As for those younger relatives chronicling famed family members, the trick is to give us something we don't already know while still making the subject relatable. You may have thought you knew Harry Belafonte from his Day-O days, but "Sing Your Song" -- which should be required viewing for every history class -- gives us a far more complex portrait. Gina Belafonte says the project really began as her own exploration of the civil rights movement.
"As an activist myself, I felt my generation was not coordinated and I wanted answers -- being the recipient of all that hard work," she says. Like Ms. Rice, she wanted to be sure the legacy was appreciated. "I worried that my soon to be 7-year-old child would never know the depth of his grandfather's contribution." While some feel the film may be too reverential, the viewer is left appreciating how Gina and her siblings often felt slighted by their father's constant absences. Parental neglect is a recurring theme of the personal docs.
While screen storytelling may be the new shrink, movie memoirists beware: this is not for the faint of heart. Selling documentaries (unless you are Michael Moore) is never a cakewalk, and convincing investors that you are going to tell an honest and revealing (not to mention commercial) tale about a family member may be even tougher. "I had countless pitch meetings," says Ms. Goldwater. "It seemed if there were no sex, drugs, or scandal, there would be no interest. I began to think I was nuts," she confided to me. (HBO finally partnered with her.)
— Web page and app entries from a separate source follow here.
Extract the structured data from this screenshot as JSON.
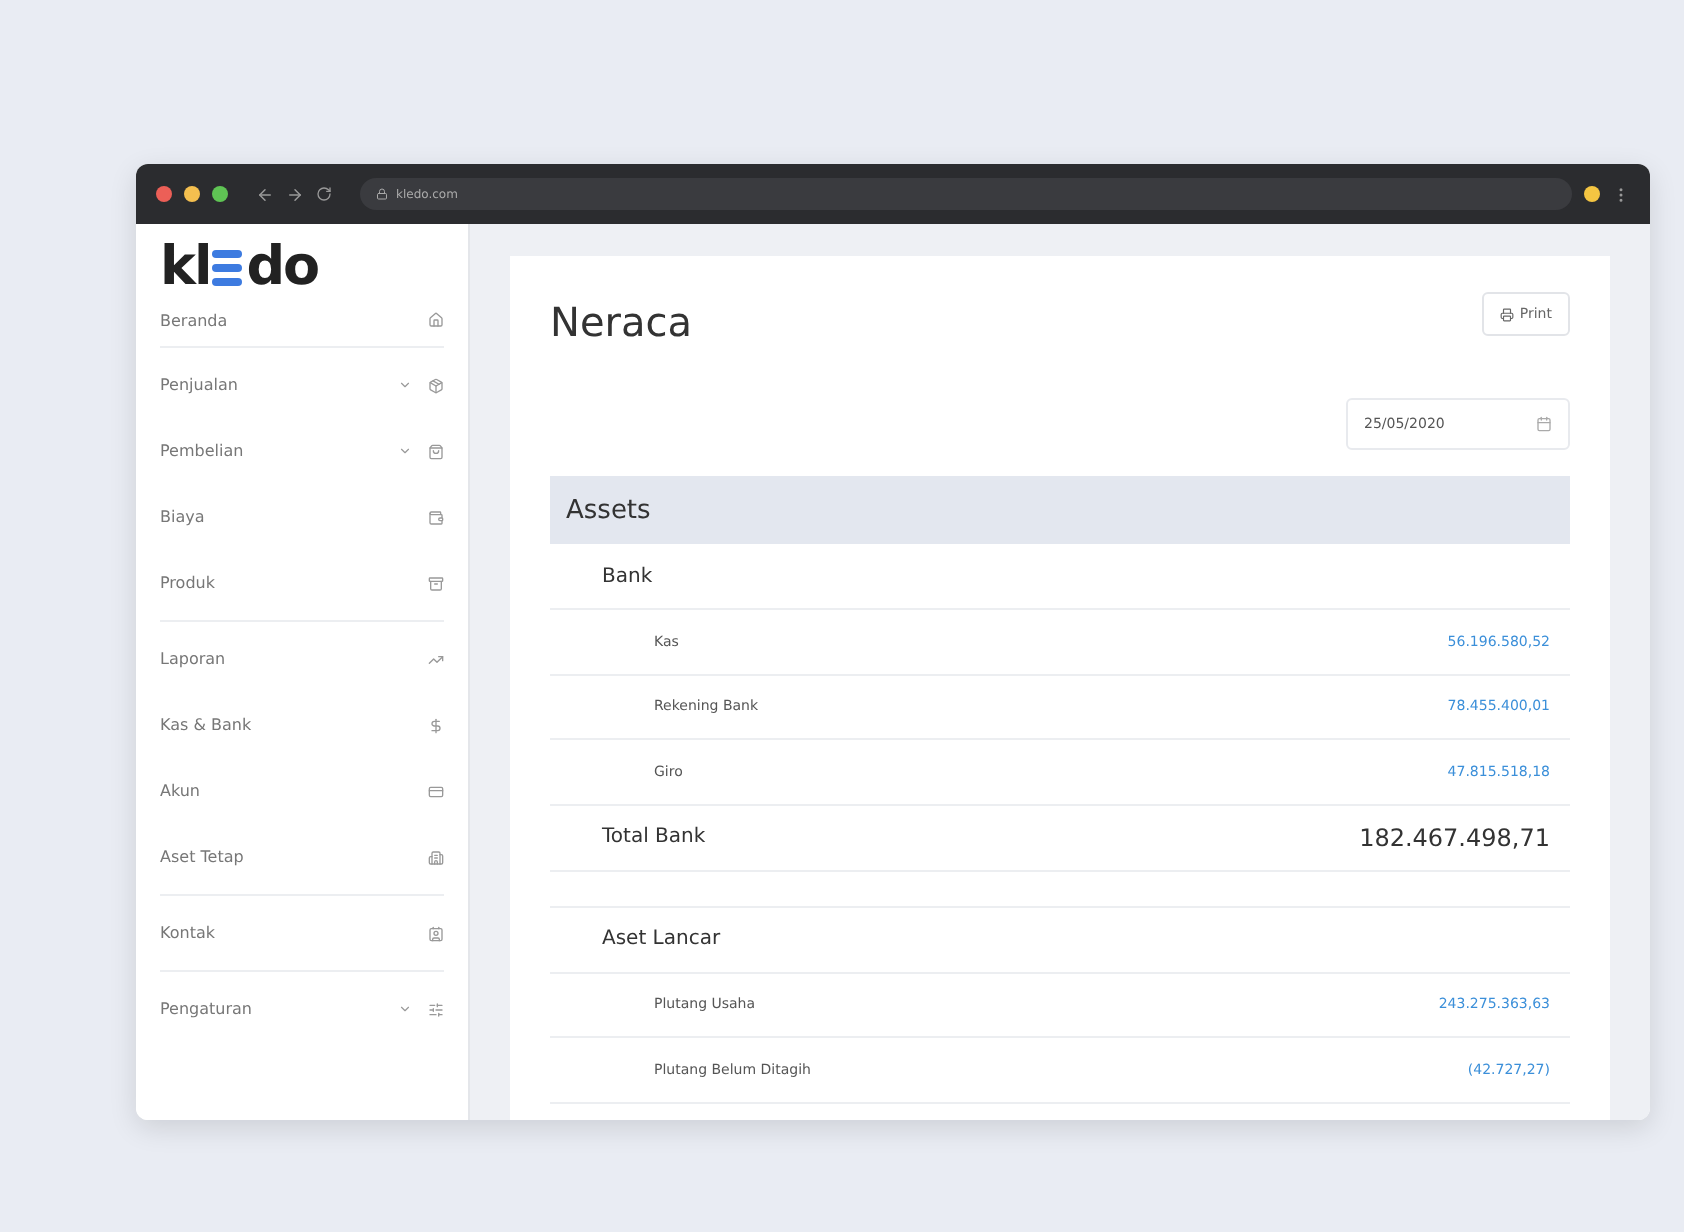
{
  "browser": {
    "url": "kledo.com"
  },
  "logo": {
    "before": "kl",
    "after": "do"
  },
  "sidebar": {
    "groups": [
      [
        {
          "label": "Beranda",
          "expandable": false
        }
      ],
      [
        {
          "label": "Penjualan",
          "expandable": true
        },
        {
          "label": "Pembelian",
          "expandable": true
        },
        {
          "label": "Biaya",
          "expandable": false
        },
        {
          "label": "Produk",
          "expandable": false
        }
      ],
      [
        {
          "label": "Laporan",
          "expandable": false
        },
        {
          "label": "Kas & Bank",
          "expandable": false
        },
        {
          "label": "Akun",
          "expandable": false
        },
        {
          "label": "Aset Tetap",
          "expandable": false
        }
      ],
      [
        {
          "label": "Kontak",
          "expandable": false
        }
      ],
      [
        {
          "label": "Pengaturan",
          "expandable": true
        }
      ]
    ]
  },
  "page": {
    "title": "Neraca",
    "print_button": "Print",
    "date": "25/05/2020"
  },
  "report": {
    "rows": [
      {
        "kind": "section",
        "label": "Assets"
      },
      {
        "kind": "group",
        "label": "Bank"
      },
      {
        "kind": "item",
        "label": "Kas",
        "amount": "56.196.580,52"
      },
      {
        "kind": "item",
        "label": "Rekening Bank",
        "amount": "78.455.400,01"
      },
      {
        "kind": "item",
        "label": "Giro",
        "amount": "47.815.518,18"
      },
      {
        "kind": "total",
        "label": "Total Bank",
        "amount": "182.467.498,71"
      },
      {
        "kind": "spacer"
      },
      {
        "kind": "group",
        "label": "Aset Lancar"
      },
      {
        "kind": "item",
        "label": "Plutang Usaha",
        "amount": "243.275.363,63"
      },
      {
        "kind": "item",
        "label": "Plutang Belum Ditagih",
        "amount": "(42.727,27)"
      }
    ]
  }
}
While the documentarians don't exactly buy into the camera-as-couch theory, they don't deny the guilt-reducing and cathartic personal results. "So much has happened in the making of our film," says Ms. Belafonte of the process. "My dad and I got through many struggles on the project together, and we are now very very close." Still, as summed up by Doug Block, "Obviously, I am trying to get through some issues. But believe me, therapy is cheaper."